As part of your planning for college, you should take into account where you’ll be able to refill your prescriptions. Cost and convenience factors may help you decide.
What to do
In some cases, your college health department may carry the medications you need. If they don’t, you can look for nearby pharmacies that may be able to fill your prescriptions if you run out.
Another option for some medications is to get a 3-month supply before leaving for college or scheduling your refills through the mail.
Your living space can play an important part in your overall health and quality of life.
Though you can do your part to keep your space clean and manage your allergies, living with a roommate can complicate things if they are not aware of your situation.
Beginning an open discussion about your allergies, possible issues, and how to manage both daily needs and emergencies can help.
What to do
It is important to be honest up front about your medical needs with the people you share your living space with.
Though you can decide how much to share or not share, you should let them know about your condition and why you might need an air purifier, medications, or to keep your room cleaner than others.
An honest conversation upfront may help prevent problems with your roommate down the line.
With about 53 percent of full-time college students drinking in any given month, there’s a strong likelihood alcohol will be offered or available at some point.
Many medications can interact badly with alcohol, including some allergy medications. That’s why it’s important to know how your medications could interact with alcohol if you decide to drink.
What to do
If you plan to drink or think you may drink, you should know what medications you take and how they can interact with alcohol.
Several allergy medications, such as Benadryl (diphenhydramine) and Zyrtec (cetirizine), can cause side effects like drowsiness and dizziness, according to the National Institutes on Alcohol Abuse and Alcoholism. In some cases, it can also lead to an overdose.
If you’re not sure whether the medications you’re taking can interact with alcohol, you can talk with your doctor or a pharmacist or look up your medication’s interactions online. This can help you make more informed choices.
Managing your allergic asthma at college can present new challenges. With proper planning, though, you can make sure you’re prepared to attend college ready to control your symptoms.

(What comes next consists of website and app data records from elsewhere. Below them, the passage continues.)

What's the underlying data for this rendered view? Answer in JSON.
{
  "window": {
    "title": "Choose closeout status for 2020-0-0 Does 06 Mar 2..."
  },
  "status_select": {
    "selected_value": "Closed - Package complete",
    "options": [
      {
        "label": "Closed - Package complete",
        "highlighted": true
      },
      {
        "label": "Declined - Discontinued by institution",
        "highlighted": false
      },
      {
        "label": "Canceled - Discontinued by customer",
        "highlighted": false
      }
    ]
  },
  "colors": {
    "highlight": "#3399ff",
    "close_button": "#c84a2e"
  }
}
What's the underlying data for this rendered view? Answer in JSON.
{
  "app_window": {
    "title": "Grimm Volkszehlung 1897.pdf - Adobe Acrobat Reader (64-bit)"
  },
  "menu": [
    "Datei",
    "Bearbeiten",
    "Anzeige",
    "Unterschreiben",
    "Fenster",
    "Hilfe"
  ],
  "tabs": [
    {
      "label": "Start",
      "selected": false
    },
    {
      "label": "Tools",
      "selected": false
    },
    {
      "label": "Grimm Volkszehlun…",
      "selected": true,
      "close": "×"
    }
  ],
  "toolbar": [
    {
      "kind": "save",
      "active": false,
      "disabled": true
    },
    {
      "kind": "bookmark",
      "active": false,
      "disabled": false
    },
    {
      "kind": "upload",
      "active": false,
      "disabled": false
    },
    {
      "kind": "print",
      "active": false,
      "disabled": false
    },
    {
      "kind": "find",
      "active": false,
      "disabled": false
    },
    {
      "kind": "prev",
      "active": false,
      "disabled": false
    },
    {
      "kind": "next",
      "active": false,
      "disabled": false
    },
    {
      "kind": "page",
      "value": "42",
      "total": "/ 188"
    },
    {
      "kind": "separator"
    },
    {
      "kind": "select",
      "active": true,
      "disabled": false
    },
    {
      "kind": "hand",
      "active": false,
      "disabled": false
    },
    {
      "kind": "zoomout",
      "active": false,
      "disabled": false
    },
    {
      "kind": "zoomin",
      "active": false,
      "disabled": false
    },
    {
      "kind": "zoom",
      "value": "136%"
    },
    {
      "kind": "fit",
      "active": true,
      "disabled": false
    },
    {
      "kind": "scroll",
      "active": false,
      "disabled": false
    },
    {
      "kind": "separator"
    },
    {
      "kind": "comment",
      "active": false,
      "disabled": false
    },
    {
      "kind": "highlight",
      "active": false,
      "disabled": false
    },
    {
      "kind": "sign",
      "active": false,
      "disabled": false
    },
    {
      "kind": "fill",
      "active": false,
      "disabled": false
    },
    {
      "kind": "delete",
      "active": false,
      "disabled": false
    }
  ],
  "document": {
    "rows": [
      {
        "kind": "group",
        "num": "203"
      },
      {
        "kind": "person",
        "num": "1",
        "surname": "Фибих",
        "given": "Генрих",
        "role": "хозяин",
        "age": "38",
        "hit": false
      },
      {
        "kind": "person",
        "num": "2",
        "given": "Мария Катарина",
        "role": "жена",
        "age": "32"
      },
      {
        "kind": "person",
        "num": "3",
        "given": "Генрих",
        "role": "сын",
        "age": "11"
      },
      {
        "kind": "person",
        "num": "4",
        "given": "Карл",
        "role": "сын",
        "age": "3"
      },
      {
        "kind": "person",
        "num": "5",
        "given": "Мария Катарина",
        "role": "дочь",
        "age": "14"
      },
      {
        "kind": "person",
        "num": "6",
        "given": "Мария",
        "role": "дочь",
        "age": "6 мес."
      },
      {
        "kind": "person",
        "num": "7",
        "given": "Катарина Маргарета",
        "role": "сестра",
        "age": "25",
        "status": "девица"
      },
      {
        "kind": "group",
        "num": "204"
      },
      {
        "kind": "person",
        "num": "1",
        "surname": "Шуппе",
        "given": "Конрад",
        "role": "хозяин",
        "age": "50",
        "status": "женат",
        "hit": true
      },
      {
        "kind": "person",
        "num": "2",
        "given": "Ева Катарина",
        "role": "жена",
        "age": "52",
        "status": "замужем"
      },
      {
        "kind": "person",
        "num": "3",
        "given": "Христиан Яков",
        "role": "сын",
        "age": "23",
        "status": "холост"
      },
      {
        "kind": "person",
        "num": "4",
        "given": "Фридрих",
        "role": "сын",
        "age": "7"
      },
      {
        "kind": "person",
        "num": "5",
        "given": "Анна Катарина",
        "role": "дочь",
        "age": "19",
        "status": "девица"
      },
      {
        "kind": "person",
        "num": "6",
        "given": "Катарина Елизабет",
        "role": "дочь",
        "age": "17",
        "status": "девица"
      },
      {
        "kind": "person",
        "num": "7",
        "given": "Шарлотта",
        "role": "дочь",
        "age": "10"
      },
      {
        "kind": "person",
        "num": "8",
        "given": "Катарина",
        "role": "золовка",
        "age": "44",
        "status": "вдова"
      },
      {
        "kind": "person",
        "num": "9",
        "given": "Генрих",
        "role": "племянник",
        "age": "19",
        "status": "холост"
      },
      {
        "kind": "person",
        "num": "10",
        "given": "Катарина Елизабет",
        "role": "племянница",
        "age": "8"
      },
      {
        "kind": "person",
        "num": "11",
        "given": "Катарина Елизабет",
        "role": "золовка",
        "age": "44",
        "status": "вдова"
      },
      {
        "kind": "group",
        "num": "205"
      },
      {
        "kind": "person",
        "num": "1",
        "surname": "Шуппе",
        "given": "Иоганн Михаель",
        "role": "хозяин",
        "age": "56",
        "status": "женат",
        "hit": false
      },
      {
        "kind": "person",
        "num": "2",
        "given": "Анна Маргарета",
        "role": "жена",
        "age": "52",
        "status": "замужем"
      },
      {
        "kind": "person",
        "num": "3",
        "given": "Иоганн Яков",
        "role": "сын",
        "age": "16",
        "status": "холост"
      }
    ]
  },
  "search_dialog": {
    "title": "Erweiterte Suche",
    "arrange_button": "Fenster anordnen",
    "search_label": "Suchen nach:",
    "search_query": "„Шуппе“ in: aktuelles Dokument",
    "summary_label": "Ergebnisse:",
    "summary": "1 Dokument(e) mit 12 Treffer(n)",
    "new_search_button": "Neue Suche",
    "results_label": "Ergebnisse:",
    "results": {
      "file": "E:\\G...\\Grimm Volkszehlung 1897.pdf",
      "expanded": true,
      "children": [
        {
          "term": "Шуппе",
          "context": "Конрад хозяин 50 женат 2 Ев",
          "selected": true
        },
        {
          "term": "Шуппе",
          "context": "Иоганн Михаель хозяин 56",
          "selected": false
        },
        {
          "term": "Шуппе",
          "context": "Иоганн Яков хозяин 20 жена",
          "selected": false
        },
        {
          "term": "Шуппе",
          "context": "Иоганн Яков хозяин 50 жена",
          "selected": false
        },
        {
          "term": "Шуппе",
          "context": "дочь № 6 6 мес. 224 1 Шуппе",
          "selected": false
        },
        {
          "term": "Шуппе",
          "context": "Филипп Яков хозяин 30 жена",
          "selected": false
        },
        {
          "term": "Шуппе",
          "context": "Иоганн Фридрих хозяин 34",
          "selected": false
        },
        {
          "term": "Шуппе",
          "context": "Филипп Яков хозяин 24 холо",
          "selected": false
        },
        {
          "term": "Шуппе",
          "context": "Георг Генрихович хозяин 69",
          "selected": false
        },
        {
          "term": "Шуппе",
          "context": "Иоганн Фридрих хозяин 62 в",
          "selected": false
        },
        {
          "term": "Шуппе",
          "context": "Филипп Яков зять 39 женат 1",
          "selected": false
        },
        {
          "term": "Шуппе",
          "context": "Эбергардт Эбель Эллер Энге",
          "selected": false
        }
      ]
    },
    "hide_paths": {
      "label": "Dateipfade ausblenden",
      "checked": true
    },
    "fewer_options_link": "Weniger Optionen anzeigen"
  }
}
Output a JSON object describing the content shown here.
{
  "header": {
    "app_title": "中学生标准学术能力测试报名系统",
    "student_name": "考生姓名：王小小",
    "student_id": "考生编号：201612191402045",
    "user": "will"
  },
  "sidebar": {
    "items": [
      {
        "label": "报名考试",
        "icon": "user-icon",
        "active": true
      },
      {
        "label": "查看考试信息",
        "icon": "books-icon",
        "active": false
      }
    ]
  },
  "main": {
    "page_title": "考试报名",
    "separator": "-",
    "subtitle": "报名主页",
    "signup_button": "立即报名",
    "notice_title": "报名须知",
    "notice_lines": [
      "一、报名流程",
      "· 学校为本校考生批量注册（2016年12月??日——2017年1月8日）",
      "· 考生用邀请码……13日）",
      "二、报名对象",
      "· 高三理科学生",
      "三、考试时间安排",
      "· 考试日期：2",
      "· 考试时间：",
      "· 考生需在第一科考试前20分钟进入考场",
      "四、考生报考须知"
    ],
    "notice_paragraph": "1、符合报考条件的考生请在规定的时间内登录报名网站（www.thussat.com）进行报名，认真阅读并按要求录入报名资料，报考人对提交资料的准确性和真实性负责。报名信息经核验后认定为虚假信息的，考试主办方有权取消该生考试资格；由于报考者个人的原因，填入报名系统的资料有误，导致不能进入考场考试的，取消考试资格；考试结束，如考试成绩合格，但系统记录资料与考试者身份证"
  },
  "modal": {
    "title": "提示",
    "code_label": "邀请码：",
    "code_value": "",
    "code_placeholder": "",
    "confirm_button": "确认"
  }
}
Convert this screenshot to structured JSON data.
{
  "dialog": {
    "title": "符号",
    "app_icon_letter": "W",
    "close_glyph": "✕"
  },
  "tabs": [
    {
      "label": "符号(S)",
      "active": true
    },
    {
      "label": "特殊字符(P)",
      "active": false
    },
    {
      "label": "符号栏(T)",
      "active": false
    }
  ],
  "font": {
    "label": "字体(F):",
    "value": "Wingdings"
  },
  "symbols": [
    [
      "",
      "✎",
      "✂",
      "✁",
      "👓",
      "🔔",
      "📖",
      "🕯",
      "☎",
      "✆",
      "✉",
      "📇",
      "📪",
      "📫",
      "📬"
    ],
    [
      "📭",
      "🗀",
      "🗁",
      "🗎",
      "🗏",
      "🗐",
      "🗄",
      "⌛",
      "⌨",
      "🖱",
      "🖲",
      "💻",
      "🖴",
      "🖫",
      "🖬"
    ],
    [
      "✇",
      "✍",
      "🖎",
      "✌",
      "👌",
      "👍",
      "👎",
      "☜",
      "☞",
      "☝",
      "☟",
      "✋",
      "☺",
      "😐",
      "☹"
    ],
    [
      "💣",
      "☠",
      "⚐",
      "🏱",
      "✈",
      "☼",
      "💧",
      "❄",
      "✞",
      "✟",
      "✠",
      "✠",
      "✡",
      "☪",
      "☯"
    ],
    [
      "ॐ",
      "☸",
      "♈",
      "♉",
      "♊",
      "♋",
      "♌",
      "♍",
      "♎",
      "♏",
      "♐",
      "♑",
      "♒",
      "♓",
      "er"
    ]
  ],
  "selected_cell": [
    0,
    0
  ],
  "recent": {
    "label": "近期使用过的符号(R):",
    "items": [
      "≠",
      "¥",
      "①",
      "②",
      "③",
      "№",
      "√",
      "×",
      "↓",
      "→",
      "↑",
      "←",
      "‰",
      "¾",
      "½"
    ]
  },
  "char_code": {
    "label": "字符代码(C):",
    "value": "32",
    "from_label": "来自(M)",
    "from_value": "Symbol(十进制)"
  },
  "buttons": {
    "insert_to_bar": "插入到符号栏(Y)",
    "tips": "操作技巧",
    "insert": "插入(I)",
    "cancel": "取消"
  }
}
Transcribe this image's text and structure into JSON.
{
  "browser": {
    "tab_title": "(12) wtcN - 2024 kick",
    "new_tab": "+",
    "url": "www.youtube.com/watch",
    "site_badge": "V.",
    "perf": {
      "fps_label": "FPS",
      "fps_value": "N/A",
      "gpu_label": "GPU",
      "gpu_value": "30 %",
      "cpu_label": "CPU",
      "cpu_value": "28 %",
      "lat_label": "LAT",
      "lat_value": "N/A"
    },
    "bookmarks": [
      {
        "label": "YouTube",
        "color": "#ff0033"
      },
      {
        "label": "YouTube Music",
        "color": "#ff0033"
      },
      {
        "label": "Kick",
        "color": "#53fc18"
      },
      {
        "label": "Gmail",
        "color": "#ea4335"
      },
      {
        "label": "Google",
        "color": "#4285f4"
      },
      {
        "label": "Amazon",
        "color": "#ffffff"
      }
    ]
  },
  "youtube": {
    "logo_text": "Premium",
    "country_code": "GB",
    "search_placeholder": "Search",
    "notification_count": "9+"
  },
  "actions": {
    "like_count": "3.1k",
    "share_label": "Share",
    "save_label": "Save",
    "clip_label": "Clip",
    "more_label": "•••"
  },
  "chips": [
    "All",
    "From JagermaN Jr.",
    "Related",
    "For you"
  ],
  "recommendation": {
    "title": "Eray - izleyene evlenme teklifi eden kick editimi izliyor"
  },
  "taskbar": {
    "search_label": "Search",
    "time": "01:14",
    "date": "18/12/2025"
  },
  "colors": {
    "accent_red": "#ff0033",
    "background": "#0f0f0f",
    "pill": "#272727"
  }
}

Planning early, managing your environment, and taking your medications regularly can help make your transition to college life a positive one.